● **The problem**:
Because the copy must hold no pictures, return the data below with all of its words intact.

● **Information provided**:
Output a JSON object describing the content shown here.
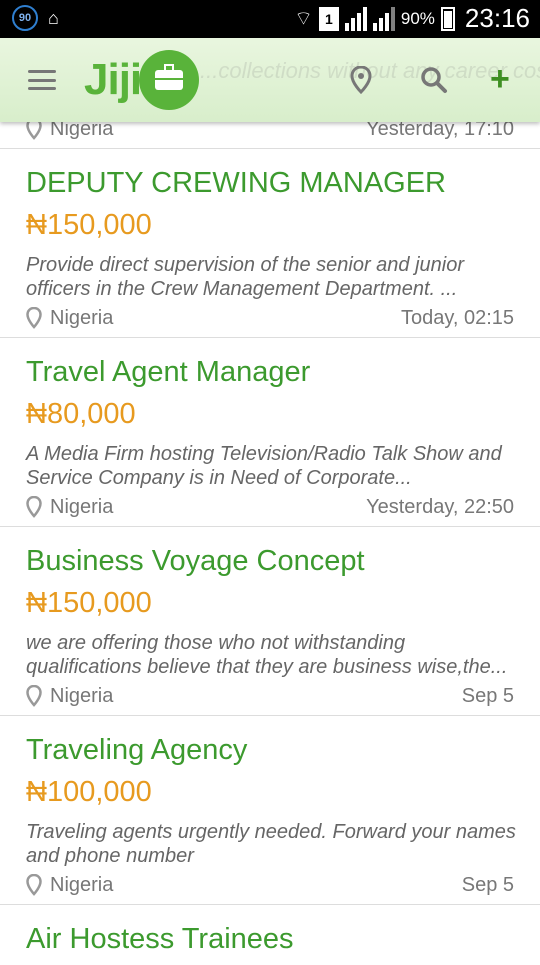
{
  "status_bar": {
    "badge": "90",
    "sim": "1",
    "battery": "90%",
    "time": "23:16"
  },
  "app_bar": {
    "logo_text": "Jiji",
    "ghost_text": "...collections without any career cost"
  },
  "partial_item": {
    "location": "Nigeria",
    "date": "Yesterday, 17:10"
  },
  "items": [
    {
      "title": "DEPUTY CREWING MANAGER",
      "price": "₦150,000",
      "description": "Provide direct supervision of the senior and junior officers in the Crew Management Department. ...",
      "location": "Nigeria",
      "date": "Today, 02:15"
    },
    {
      "title": "Travel Agent Manager",
      "price": "₦80,000",
      "description": "A Media Firm hosting Television/Radio Talk Show and Service Company is in Need of Corporate...",
      "location": "Nigeria",
      "date": "Yesterday, 22:50"
    },
    {
      "title": "Business Voyage Concept",
      "price": "₦150,000",
      "description": "we are offering those who not withstanding qualifications believe that they are business wise,the...",
      "location": "Nigeria",
      "date": "Sep 5"
    },
    {
      "title": "Traveling Agency",
      "price": "₦100,000",
      "description": "Traveling agents urgently needed. Forward your names and phone number",
      "location": "Nigeria",
      "date": "Sep 5"
    }
  ],
  "last_item": {
    "title": "Air Hostess Trainees"
  },
  "colors": {
    "brand_green": "#59b33a",
    "title_green": "#3c9a2e",
    "price_orange": "#e79a1f"
  }
}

● **Result**:
Output a JSON object describing the content shown here.
{
  "status_bar": {
    "badge": "90",
    "sim": "1",
    "battery": "90%",
    "time": "23:16"
  },
  "app_bar": {
    "logo_text": "Jiji",
    "ghost_text": "...collections without any career cost"
  },
  "partial_item": {
    "location": "Nigeria",
    "date": "Yesterday, 17:10"
  },
  "items": [
    {
      "title": "DEPUTY CREWING MANAGER",
      "price": "₦150,000",
      "description": "Provide direct supervision of the senior and junior officers in the Crew Management Department. ...",
      "location": "Nigeria",
      "date": "Today, 02:15"
    },
    {
      "title": "Travel Agent Manager",
      "price": "₦80,000",
      "description": "A Media Firm hosting Television/Radio Talk Show and Service Company is in Need of Corporate...",
      "location": "Nigeria",
      "date": "Yesterday, 22:50"
    },
    {
      "title": "Business Voyage Concept",
      "price": "₦150,000",
      "description": "we are offering those who not withstanding qualifications believe that they are business wise,the...",
      "location": "Nigeria",
      "date": "Sep 5"
    },
    {
      "title": "Traveling Agency",
      "price": "₦100,000",
      "description": "Traveling agents urgently needed. Forward your names and phone number",
      "location": "Nigeria",
      "date": "Sep 5"
    }
  ],
  "last_item": {
    "title": "Air Hostess Trainees"
  },
  "colors": {
    "brand_green": "#59b33a",
    "title_green": "#3c9a2e",
    "price_orange": "#e79a1f"
  }
}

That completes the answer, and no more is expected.